* [Record set]:

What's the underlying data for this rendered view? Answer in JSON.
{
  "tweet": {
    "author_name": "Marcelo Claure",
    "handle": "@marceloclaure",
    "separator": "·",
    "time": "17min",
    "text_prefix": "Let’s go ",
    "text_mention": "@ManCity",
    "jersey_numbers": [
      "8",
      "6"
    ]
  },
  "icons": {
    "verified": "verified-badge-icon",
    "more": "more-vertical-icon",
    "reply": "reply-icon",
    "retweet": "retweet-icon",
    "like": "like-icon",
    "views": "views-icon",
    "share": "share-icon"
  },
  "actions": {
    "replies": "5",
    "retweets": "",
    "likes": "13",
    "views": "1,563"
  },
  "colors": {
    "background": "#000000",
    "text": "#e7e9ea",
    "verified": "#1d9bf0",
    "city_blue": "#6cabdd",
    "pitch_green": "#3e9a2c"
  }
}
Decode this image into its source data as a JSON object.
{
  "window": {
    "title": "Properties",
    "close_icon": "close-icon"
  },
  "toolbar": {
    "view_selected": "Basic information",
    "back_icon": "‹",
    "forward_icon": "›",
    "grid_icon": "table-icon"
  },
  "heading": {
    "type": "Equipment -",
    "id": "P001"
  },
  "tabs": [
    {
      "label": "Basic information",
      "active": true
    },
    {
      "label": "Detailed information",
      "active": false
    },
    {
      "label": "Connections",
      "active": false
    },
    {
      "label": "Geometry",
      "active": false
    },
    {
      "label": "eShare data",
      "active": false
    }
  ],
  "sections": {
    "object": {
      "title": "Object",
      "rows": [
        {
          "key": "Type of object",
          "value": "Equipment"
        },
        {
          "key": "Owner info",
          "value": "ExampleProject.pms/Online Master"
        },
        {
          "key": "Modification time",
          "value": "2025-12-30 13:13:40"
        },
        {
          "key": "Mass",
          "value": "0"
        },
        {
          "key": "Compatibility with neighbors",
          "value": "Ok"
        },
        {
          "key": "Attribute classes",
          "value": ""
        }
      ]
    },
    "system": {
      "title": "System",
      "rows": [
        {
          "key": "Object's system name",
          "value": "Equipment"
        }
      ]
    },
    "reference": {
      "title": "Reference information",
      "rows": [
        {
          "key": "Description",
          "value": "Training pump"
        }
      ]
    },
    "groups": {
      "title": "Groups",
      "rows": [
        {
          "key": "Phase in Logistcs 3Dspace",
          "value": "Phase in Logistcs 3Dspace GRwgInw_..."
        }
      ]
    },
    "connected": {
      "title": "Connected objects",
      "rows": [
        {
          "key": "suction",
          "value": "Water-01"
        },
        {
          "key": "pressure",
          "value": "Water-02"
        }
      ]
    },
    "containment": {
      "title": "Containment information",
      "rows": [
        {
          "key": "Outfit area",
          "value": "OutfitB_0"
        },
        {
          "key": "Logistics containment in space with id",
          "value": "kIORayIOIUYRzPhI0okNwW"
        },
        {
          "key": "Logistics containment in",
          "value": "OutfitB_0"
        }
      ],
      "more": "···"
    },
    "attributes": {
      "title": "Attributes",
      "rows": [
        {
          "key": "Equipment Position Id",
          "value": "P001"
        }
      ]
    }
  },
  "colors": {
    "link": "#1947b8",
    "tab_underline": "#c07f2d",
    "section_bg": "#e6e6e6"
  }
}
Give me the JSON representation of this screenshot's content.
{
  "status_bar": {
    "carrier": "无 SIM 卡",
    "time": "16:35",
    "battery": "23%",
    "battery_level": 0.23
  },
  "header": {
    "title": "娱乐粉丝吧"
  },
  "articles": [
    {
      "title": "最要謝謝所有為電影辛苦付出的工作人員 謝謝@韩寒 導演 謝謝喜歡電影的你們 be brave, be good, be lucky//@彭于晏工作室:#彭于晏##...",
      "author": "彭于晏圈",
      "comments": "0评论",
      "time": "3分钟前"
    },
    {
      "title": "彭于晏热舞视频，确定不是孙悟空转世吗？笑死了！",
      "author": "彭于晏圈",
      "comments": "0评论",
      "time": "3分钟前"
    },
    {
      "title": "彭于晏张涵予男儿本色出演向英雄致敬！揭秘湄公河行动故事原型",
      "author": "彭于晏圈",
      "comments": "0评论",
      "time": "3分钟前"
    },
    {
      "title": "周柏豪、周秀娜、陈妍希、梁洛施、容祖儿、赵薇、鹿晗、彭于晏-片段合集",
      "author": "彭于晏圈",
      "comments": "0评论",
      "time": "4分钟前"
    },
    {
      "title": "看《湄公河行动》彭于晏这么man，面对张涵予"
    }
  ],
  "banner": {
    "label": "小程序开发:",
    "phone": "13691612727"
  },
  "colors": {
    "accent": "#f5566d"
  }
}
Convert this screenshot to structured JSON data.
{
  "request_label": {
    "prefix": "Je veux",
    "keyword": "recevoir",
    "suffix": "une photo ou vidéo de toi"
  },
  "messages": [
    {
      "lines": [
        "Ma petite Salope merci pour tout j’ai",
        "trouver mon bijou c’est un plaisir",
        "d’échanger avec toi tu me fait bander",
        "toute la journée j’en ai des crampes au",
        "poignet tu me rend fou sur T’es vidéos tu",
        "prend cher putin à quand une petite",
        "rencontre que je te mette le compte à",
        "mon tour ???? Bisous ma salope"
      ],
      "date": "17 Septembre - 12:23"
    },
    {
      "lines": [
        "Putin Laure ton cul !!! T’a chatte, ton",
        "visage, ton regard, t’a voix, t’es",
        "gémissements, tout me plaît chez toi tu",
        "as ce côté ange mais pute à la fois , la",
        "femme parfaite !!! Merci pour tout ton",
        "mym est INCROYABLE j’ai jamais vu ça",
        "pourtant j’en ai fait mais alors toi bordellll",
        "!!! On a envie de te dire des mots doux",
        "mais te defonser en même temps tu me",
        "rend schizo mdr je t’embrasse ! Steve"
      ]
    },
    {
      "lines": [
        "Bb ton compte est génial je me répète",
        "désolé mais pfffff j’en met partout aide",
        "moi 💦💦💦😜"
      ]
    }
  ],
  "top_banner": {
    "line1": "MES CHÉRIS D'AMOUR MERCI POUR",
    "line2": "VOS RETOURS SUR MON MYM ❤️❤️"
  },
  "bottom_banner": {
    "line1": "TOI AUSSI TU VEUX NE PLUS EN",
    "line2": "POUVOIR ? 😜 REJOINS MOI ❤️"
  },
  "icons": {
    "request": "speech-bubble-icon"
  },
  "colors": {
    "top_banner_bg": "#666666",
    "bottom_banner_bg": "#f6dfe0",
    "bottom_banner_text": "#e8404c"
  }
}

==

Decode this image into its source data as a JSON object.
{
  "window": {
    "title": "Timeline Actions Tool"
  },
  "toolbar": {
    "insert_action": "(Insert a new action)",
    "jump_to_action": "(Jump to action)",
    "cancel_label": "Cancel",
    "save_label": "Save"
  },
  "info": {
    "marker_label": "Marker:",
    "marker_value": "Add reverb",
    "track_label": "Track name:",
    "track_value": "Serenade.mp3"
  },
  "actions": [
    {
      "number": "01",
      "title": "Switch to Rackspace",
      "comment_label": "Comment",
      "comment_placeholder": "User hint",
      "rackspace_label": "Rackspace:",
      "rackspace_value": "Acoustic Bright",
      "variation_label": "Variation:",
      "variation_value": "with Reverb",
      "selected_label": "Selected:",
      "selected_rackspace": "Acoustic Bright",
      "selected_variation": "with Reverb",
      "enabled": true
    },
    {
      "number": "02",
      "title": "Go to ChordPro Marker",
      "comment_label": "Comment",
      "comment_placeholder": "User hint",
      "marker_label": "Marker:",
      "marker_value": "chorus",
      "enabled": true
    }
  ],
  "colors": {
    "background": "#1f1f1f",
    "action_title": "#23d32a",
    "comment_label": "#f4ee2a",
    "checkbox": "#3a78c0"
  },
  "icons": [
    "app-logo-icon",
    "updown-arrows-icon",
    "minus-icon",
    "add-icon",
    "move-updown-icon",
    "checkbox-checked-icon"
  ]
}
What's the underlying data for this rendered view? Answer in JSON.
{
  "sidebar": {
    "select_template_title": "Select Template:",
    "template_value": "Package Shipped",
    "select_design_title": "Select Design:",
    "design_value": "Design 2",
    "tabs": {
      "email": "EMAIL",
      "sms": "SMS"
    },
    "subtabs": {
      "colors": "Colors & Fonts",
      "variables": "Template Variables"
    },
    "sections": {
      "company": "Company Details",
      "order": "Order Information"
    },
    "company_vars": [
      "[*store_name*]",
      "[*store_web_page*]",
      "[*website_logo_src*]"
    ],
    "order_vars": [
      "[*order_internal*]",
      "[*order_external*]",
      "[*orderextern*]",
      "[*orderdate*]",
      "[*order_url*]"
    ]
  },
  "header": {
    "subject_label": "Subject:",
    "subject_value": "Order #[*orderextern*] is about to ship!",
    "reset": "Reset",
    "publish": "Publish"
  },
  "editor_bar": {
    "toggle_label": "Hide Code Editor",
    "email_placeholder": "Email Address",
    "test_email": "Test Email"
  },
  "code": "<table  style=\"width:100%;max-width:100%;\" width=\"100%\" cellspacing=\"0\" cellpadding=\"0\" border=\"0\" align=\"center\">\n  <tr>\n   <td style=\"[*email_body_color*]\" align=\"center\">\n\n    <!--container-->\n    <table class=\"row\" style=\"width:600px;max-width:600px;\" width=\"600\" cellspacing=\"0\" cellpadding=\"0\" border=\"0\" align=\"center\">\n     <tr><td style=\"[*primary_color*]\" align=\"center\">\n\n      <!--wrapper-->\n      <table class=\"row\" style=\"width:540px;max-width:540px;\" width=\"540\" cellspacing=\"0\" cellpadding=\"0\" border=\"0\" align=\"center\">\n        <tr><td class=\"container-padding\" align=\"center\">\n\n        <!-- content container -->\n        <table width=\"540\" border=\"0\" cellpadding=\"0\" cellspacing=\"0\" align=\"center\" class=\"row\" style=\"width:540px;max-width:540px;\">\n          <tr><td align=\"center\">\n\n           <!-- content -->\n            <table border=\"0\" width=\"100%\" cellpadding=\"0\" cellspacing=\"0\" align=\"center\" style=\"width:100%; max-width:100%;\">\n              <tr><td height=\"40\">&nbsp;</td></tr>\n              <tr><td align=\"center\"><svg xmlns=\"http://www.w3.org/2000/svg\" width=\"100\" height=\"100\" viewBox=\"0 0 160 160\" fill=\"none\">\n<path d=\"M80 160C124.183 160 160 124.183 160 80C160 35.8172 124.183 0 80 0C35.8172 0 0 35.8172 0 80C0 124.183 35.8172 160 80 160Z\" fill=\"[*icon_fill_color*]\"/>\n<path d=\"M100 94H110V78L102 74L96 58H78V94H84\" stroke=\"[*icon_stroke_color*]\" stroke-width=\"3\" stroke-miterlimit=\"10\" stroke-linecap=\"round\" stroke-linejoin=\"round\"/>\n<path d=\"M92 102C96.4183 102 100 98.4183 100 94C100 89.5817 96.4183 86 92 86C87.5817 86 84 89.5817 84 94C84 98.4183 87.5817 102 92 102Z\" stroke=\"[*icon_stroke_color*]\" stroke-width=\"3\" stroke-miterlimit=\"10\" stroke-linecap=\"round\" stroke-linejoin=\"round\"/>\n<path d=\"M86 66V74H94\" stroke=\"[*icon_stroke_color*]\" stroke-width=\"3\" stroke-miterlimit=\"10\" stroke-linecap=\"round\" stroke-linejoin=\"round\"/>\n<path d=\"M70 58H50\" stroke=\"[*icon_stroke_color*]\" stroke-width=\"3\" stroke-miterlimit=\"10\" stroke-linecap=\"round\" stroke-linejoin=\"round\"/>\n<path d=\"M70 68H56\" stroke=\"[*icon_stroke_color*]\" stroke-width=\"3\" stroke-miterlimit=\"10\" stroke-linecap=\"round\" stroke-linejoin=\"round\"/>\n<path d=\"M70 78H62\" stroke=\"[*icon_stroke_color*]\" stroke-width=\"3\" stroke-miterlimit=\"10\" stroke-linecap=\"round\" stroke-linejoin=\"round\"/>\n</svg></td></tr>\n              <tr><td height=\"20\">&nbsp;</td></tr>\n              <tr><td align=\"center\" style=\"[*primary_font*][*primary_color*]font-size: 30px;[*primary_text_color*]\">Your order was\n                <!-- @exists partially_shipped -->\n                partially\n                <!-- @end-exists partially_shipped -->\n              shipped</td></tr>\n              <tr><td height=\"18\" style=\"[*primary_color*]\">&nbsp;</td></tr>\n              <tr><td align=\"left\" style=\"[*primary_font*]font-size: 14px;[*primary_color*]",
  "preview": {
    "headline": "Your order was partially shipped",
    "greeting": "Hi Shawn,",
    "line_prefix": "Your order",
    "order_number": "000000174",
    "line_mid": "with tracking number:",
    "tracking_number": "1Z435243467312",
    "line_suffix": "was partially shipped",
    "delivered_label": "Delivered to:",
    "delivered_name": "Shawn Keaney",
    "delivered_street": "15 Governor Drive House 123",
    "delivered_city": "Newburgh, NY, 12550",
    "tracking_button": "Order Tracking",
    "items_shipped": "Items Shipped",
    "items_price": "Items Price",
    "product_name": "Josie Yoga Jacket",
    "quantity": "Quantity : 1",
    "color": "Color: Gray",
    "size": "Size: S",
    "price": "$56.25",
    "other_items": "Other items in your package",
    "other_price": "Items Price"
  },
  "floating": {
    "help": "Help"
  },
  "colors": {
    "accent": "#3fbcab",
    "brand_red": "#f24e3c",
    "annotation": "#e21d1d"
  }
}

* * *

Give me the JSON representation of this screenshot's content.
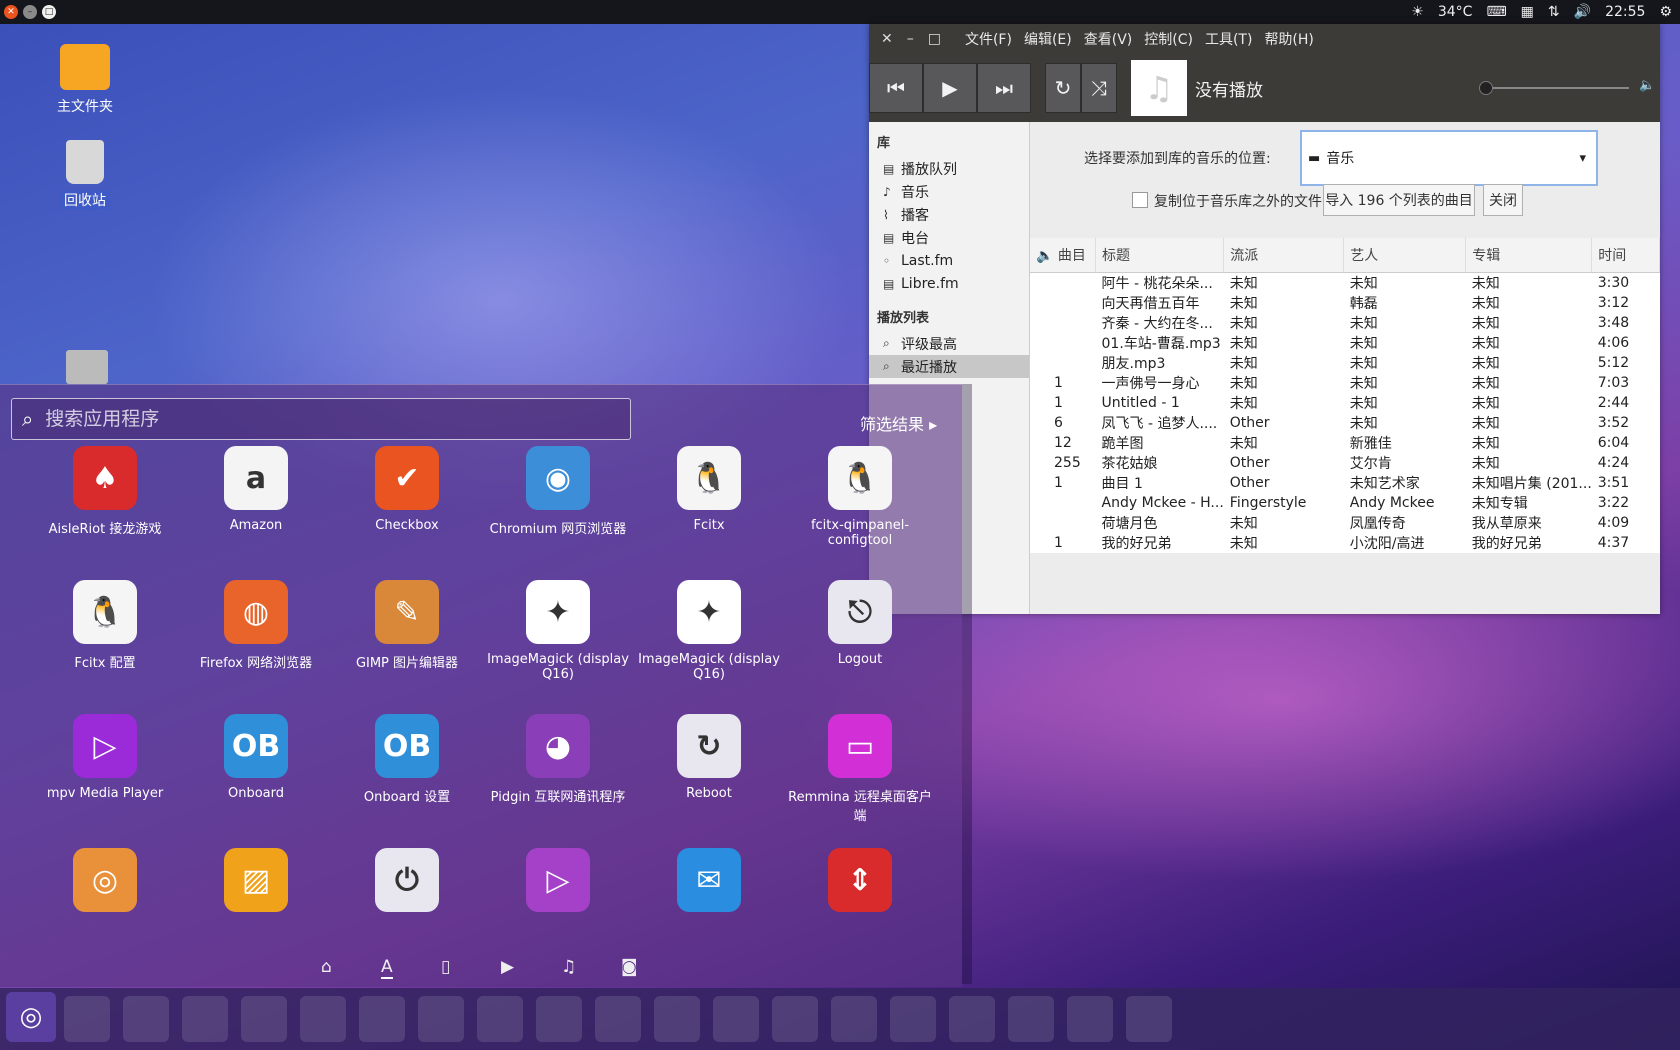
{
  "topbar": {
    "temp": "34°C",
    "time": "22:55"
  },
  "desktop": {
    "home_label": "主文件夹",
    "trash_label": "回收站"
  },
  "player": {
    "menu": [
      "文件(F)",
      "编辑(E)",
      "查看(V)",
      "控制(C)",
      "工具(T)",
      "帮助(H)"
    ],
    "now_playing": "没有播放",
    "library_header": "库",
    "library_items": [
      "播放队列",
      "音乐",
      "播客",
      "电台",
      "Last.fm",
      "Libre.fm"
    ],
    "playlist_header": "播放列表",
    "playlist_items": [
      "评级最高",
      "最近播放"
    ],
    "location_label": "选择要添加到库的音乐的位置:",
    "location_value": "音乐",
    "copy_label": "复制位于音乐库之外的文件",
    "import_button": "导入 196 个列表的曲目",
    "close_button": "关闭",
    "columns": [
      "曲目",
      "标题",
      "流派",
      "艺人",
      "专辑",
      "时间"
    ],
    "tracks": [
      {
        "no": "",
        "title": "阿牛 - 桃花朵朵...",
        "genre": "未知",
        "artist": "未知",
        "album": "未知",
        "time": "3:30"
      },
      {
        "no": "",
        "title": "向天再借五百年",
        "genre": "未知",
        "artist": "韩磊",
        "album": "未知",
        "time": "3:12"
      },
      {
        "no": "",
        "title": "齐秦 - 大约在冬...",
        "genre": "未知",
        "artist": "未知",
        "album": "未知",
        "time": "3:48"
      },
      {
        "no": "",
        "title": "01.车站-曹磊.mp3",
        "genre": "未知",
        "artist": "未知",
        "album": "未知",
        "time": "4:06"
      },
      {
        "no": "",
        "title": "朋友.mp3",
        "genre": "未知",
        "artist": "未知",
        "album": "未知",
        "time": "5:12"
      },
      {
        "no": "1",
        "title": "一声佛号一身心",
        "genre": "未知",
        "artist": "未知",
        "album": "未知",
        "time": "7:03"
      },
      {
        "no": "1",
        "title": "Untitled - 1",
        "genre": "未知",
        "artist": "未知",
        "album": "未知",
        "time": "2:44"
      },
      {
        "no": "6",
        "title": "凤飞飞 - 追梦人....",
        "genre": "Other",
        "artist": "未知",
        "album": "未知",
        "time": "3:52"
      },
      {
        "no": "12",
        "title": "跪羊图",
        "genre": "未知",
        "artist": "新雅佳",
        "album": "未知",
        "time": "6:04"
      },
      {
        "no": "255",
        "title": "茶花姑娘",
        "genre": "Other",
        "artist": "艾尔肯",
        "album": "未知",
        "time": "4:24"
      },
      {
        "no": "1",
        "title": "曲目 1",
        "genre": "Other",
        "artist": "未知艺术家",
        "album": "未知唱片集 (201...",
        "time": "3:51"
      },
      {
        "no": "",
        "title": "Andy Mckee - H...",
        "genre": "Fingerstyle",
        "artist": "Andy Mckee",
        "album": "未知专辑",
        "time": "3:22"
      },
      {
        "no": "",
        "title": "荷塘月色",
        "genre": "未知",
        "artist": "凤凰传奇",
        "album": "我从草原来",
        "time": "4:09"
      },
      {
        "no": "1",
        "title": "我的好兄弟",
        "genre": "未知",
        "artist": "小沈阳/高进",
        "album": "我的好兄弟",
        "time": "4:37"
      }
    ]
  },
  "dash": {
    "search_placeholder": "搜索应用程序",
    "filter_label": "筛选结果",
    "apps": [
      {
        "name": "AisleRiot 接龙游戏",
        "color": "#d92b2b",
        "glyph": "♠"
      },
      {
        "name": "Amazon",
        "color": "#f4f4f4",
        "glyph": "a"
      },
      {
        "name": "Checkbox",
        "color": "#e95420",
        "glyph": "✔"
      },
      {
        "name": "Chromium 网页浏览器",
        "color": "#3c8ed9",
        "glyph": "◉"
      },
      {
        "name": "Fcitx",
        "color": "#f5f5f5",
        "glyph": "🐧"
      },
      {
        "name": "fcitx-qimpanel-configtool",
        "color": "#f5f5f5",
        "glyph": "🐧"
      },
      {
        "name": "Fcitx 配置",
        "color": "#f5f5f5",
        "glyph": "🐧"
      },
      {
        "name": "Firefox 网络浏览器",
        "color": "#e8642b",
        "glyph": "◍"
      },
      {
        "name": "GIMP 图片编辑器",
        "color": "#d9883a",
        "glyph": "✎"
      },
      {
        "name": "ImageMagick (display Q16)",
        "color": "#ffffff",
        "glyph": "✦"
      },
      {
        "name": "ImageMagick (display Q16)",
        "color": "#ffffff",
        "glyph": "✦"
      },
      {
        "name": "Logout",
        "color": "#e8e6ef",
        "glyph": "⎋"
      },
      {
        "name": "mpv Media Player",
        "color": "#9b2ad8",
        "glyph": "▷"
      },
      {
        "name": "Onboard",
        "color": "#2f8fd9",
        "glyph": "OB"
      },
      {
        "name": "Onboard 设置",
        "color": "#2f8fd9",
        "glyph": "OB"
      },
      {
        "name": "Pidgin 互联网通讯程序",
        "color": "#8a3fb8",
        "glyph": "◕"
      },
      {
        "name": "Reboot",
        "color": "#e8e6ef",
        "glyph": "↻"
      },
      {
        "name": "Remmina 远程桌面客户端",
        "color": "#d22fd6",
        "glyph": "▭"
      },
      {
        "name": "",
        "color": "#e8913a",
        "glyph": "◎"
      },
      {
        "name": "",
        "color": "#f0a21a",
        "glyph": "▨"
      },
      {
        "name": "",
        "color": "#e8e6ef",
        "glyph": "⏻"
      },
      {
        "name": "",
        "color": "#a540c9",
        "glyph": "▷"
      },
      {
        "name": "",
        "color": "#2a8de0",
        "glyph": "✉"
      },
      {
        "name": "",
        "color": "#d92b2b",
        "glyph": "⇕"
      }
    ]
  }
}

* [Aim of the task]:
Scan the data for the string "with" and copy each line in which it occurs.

* [Problem solution]:
          "key": "Compatibility with neighbors",
          "key": "Logistics containment in space with id",
      "variation_value": "with Reverb",
      "selected_variation": "with Reverb",
    "line_mid": "with tracking number:",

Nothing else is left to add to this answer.